Across the entries below, count the lines that contain the word "Info" and reply with that number only.
BEGIN
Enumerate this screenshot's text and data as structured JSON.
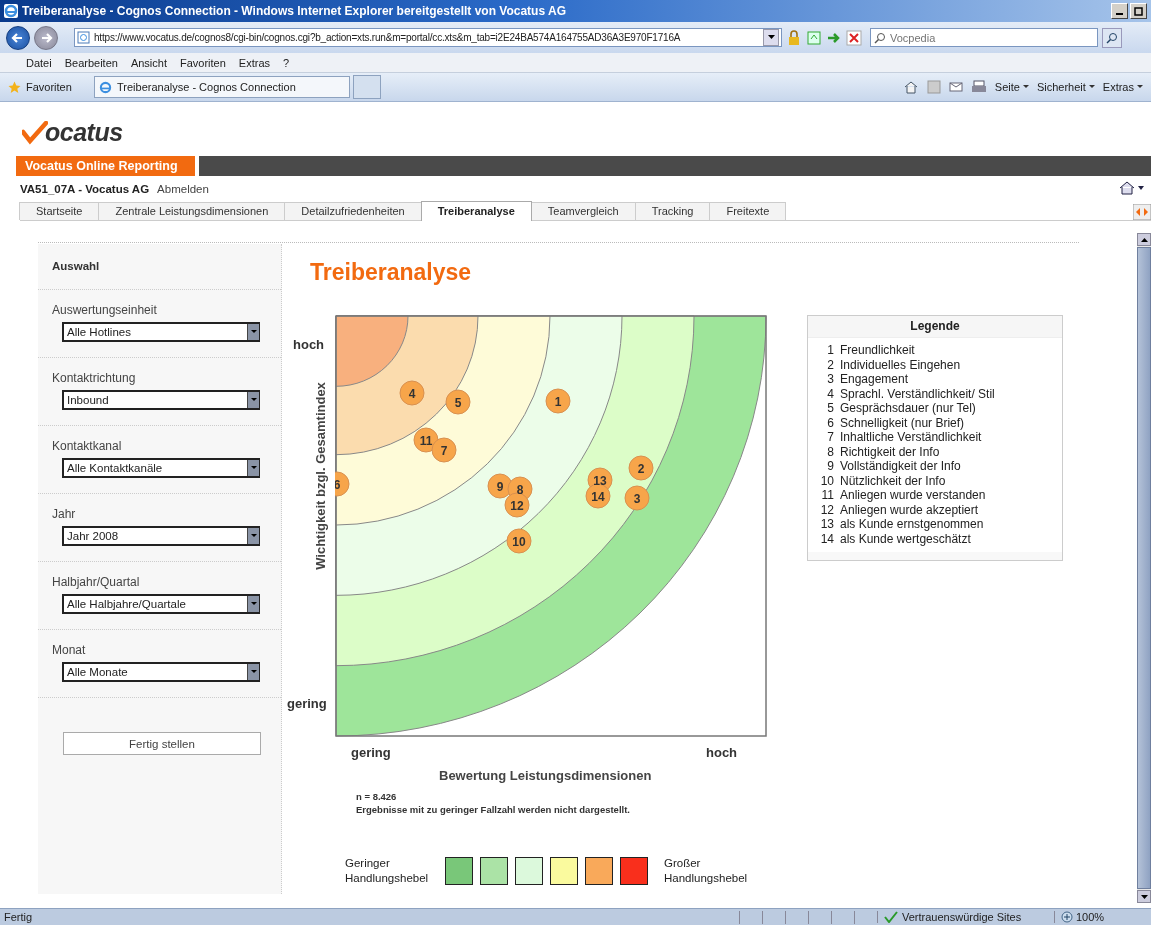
{
  "browser": {
    "title": "Treiberanalyse - Cognos Connection - Windows Internet Explorer bereitgestellt von Vocatus AG",
    "address": "https://www.vocatus.de/cognos8/cgi-bin/cognos.cgi?b_action=xts.run&m=portal/cc.xts&m_tab=i2E24BA574A164755AD36A3E970F1716A",
    "search_placeholder": "Vocpedia",
    "menu": [
      "Datei",
      "Bearbeiten",
      "Ansicht",
      "Favoriten",
      "Extras",
      "?"
    ],
    "favorites": "Favoriten",
    "tab_title": "Treiberanalyse - Cognos Connection",
    "commands": [
      "Seite",
      "Sicherheit",
      "Extras"
    ],
    "status": "Fertig",
    "zone": "Vertrauenswürdige Sites",
    "zoom": "100%"
  },
  "logo": "ocatus",
  "app_title": "Vocatus Online Reporting",
  "user": "VA51_07A - Vocatus AG",
  "logout": "Abmelden",
  "tabs": [
    {
      "label": "Startseite",
      "selected": false
    },
    {
      "label": "Zentrale Leistungsdimensionen",
      "selected": false
    },
    {
      "label": "Detailzufriedenheiten",
      "selected": false
    },
    {
      "label": "Treiberanalyse",
      "selected": true
    },
    {
      "label": "Teamvergleich",
      "selected": false
    },
    {
      "label": "Tracking",
      "selected": false
    },
    {
      "label": "Freitexte",
      "selected": false
    }
  ],
  "panel": {
    "title": "Auswahl",
    "filters": [
      {
        "label": "Auswertungseinheit",
        "value": "Alle Hotlines"
      },
      {
        "label": "Kontaktrichtung",
        "value": "Inbound"
      },
      {
        "label": "Kontaktkanal",
        "value": "Alle Kontaktkanäle"
      },
      {
        "label": "Jahr",
        "value": "Jahr 2008"
      },
      {
        "label": "Halbjahr/Quartal",
        "value": "Alle Halbjahre/Quartale"
      },
      {
        "label": "Monat",
        "value": "Alle Monate"
      }
    ],
    "submit": "Fertig stellen"
  },
  "heading": "Treiberanalyse",
  "chart": {
    "y_label": "Wichtigkeit bzgl. Gesamtindex",
    "y_high": "hoch",
    "y_low": "gering",
    "x_low": "gering",
    "x_high": "hoch",
    "x_label": "Bewertung Leistungsdimensionen",
    "points": [
      {
        "label": "6"
      },
      {
        "label": "4"
      },
      {
        "label": "5"
      },
      {
        "label": "1"
      },
      {
        "label": "11"
      },
      {
        "label": "7"
      },
      {
        "label": "9"
      },
      {
        "label": "8"
      },
      {
        "label": "12"
      },
      {
        "label": "10"
      },
      {
        "label": "13"
      },
      {
        "label": "14"
      },
      {
        "label": "2"
      },
      {
        "label": "3"
      }
    ],
    "n": "n = 8.426",
    "note": "Ergebnisse mit zu geringer Fallzahl werden nicht dargestellt."
  },
  "legend": {
    "title": "Legende",
    "items": [
      {
        "number": "1",
        "text": "Freundlichkeit"
      },
      {
        "number": "2",
        "text": "Individuelles Eingehen"
      },
      {
        "number": "3",
        "text": "Engagement"
      },
      {
        "number": "4",
        "text": "Sprachl. Verständlichkeit/ Stil"
      },
      {
        "number": "5",
        "text": "Gesprächsdauer (nur Tel)"
      },
      {
        "number": "6",
        "text": "Schnelligkeit (nur Brief)"
      },
      {
        "number": "7",
        "text": "Inhaltliche Verständlichkeit"
      },
      {
        "number": "8",
        "text": "Richtigkeit der Info"
      },
      {
        "number": "9",
        "text": "Vollständigkeit der Info"
      },
      {
        "number": "10",
        "text": "Nützlichkeit der Info"
      },
      {
        "number": "11",
        "text": "Anliegen wurde verstanden"
      },
      {
        "number": "12",
        "text": "Anliegen wurde akzeptiert"
      },
      {
        "number": "13",
        "text": "als Kunde ernstgenommen"
      },
      {
        "number": "14",
        "text": "als Kunde wertgeschätzt"
      }
    ]
  },
  "scale": {
    "low_label": "Geringer Handlungshebel",
    "high_label": "Großer Handlungshebel",
    "swatches": [
      {
        "color": "#79c779"
      },
      {
        "color": "#abe3a6"
      },
      {
        "color": "#dcf9dc"
      },
      {
        "color": "#fafa9e"
      },
      {
        "color": "#f9a95a"
      },
      {
        "color": "#f92f1c"
      }
    ]
  }
}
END
* Result *
3